On November 14, 2003, Idaho adopted a site-specific temperature criterion to protect fall Chinook spawning in the reach of the Snake River from Hells Canyon Dam to the Salmon River. That criterion is a maximum weekly maximum temperature of 13°C, based on EPA’s Region 10 recommendation to protect salmonid spawning, and applies from October 23 through April 15 of each year. EPA, after consultation with NOAA Fisheries, approved this criterion on July 20, 2004.
In 2011, DEQ initiated rulemaking to revise Idaho’s Water Quality Standards to modify the existing site-specific temperature criterion. The rule, which was approved by the Board of Environmental Quality and adopted by the Idaho Legislature, established a site-specific criterion of maximum weekly maximum temperature of 14.5°C from October 23rd through November 6th and a maximum weekly maximum temperature of 13°C from November 7th through April 15th.
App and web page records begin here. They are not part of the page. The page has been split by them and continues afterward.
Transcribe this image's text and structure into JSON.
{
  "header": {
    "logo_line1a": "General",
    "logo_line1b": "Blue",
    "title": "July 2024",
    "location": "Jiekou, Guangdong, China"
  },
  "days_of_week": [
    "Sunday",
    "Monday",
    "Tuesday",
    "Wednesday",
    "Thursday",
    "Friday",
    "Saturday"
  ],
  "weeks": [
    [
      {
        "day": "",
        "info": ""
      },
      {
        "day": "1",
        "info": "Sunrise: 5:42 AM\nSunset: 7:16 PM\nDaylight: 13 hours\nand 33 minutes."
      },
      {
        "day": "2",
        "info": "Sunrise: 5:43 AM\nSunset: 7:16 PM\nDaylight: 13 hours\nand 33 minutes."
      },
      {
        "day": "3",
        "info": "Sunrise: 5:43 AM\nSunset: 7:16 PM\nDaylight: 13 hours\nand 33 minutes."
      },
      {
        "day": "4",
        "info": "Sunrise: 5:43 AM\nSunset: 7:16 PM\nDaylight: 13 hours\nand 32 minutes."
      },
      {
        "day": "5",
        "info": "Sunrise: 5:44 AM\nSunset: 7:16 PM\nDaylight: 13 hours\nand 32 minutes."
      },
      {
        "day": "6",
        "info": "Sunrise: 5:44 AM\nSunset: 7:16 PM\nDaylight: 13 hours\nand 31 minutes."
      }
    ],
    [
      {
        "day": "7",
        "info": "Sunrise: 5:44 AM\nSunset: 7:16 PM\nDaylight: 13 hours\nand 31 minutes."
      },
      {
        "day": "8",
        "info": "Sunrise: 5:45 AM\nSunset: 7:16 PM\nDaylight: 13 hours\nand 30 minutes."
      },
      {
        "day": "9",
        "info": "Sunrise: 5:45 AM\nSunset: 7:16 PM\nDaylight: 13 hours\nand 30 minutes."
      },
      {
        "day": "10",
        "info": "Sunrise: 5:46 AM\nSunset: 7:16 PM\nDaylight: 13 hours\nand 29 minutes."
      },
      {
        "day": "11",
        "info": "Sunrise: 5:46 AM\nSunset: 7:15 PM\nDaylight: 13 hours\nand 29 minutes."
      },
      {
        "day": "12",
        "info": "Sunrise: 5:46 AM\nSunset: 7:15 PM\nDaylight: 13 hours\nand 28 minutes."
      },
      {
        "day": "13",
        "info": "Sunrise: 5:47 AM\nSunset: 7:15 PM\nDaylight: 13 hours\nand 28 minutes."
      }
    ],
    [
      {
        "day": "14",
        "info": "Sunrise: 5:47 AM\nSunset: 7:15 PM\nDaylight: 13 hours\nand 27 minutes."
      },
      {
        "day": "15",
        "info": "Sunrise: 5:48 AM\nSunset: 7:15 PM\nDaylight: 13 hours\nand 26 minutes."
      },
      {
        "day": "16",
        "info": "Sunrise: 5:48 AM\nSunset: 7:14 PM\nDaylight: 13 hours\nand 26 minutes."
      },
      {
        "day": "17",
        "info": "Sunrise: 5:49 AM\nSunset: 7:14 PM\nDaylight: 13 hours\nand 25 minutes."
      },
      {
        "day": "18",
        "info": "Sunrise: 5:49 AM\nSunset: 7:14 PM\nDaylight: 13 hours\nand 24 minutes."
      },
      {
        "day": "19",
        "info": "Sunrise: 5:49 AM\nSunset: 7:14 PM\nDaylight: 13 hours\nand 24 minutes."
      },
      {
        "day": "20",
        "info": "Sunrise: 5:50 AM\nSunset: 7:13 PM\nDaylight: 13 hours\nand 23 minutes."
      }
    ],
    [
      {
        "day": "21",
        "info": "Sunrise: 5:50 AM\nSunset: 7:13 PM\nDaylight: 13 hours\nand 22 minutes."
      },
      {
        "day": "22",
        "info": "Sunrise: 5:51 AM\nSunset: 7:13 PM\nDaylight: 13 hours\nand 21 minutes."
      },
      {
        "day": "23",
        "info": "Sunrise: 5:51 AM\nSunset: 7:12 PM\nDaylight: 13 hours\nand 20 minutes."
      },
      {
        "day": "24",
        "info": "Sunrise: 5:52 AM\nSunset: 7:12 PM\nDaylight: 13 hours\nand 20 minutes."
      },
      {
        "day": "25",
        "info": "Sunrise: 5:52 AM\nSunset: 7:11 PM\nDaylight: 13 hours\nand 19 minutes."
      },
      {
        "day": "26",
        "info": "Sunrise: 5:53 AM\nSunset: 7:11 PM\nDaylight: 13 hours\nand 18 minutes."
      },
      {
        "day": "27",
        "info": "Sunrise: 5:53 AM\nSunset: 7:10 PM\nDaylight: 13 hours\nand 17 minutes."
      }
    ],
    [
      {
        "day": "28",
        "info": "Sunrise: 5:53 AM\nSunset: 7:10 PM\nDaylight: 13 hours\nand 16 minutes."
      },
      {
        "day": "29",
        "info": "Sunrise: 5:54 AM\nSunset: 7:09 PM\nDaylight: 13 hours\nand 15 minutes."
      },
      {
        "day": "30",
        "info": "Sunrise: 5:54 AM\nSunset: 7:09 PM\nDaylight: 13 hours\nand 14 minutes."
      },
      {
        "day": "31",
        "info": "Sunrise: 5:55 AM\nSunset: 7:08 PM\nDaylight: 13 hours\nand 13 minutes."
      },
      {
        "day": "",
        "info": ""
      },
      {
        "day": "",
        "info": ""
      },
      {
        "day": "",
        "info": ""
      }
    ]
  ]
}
On January 30, 2012, Simplot Corporation delivered to DEQ for the agency’s consideration a proposal for a site-specific selenium criterion and supporting technical documents. The proposal is for a fish egg/ovary criterion, with translation to wholebody tissue selenium and water selenium concentrations as well, and would apply to certain streams draining Simplot’s Smoky Canyon Mine in southeast Idaho.
DEQ is reviewing the proposal and its supporting documents. When that is done, DEQ will make a decision to either proceed with rulemaking to adopt the selenium site-specific criterion as proposed, modify the proposal and then proceed, or request further information from Simplot before proceeding. DEQ anticipates reaching this decision within a couple of months of receiving the proposal.
If DEQ proceeds with rulemaking, at least one negotiated rulemaking meeting will be held. This meeting will be announced in Idaho’s Administrative Bulletin will be open to the public. Based on the negotiations, DEQ could publish a proposed rule and take formal public comment or end the process.
The opportunities for public comment during rulemaking include the following steps:
All final water quality rules must be submitted to EPA for approval. Only with EPA approval would the site-specific criterion become be effective for purposes such as 303(d) listing decisions, TMDLs, or NPDES permitting under the Clean Water Act.
Each state step—initiation of negotiated rulemaking, proposed rule, pending rule, and final rule—is published in the Idaho Administrative Bulletin. DEQ also tracks the process on its website. Check back for further developments.
Water Quality Standards CoordinatorDon EssigDEQ State Office1410 N. HiltonBoise, ID 83706(208) email@example.com